The thought is echoed by another headteacher in the city - who said their teachers are facing an 'even more impossible job by the day'.

"Each day I am being forced to make decisions that negatively impact wellbeing, educational outcomes and safety.

"I worry, I really worry. It keeps me up at night, I think about it at the weekends and I think about it during holidays. I feel on a daily basis I am having to make impossible decisions. It feels isolating.

"But then you look to other heads for reassurance and support and find that you are looking into a mirror as practically every other headteacher in the city is experiencing the same levels of worry, stress and anxiety.

"Our teachers are facing an even more impossible job by the day. Like every other head in the City of Brighton and Hove, we know our schools, we know our children, we know our families and we know our communities. We know what to do to support them and allow them to thrive. We just need to be given the finances and resources to do it.

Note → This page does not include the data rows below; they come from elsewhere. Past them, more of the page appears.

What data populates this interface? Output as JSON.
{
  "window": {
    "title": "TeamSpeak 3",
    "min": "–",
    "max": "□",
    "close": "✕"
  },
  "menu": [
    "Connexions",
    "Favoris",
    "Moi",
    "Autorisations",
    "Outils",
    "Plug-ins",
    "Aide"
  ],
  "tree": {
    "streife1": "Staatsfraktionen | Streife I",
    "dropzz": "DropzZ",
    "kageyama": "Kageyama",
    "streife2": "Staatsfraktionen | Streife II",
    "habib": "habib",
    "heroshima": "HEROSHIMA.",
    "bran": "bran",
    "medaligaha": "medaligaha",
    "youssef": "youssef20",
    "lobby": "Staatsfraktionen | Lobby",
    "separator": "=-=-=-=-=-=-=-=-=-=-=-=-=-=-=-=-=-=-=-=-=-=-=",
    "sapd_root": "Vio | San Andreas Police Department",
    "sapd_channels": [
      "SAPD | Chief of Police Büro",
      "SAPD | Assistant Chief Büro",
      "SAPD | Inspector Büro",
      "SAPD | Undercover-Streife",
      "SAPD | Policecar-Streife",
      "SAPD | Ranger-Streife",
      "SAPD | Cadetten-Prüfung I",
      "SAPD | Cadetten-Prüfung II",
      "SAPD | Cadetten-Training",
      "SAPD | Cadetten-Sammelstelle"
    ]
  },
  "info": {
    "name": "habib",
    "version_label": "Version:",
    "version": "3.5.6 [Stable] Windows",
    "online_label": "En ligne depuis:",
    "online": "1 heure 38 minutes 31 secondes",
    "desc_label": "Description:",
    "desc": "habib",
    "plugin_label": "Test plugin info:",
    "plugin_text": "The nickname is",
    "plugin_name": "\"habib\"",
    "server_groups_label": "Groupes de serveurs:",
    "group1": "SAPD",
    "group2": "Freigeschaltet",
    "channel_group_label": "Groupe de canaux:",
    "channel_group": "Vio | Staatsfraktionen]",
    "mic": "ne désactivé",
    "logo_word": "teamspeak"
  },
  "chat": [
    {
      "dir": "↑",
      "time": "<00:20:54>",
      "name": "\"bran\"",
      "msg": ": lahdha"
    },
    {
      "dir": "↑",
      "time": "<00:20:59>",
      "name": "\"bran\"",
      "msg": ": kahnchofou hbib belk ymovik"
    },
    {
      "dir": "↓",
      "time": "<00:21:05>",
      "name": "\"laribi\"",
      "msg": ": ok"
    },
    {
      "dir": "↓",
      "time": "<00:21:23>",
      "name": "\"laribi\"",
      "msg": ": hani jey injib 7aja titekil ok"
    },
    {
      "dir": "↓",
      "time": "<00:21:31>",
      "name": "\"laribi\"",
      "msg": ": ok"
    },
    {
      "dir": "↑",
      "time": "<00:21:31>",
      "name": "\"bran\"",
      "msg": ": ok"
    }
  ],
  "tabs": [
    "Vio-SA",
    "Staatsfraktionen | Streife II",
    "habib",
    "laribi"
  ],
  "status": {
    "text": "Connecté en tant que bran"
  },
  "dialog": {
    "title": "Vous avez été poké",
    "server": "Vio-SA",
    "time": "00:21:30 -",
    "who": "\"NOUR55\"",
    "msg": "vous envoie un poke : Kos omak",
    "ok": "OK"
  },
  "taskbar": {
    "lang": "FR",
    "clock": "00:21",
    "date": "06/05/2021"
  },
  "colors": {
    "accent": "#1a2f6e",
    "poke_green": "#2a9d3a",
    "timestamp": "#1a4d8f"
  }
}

"So much that is successful in school, society and life rests on delivering the highest quality intervention at the earliest possible opportunity. The education system has been screaming from the rooftops for years that this is not happening, it is heartbreaking that we feel further away than from this than ever before."

The Government said it is investing an extra £2 billion in education for the next two years, bringing spending to its highest level ever in real terms.

Schools will be given the flexibility to how they use the funding to support their pupils.

The Department for Education was unable to provide an official statement.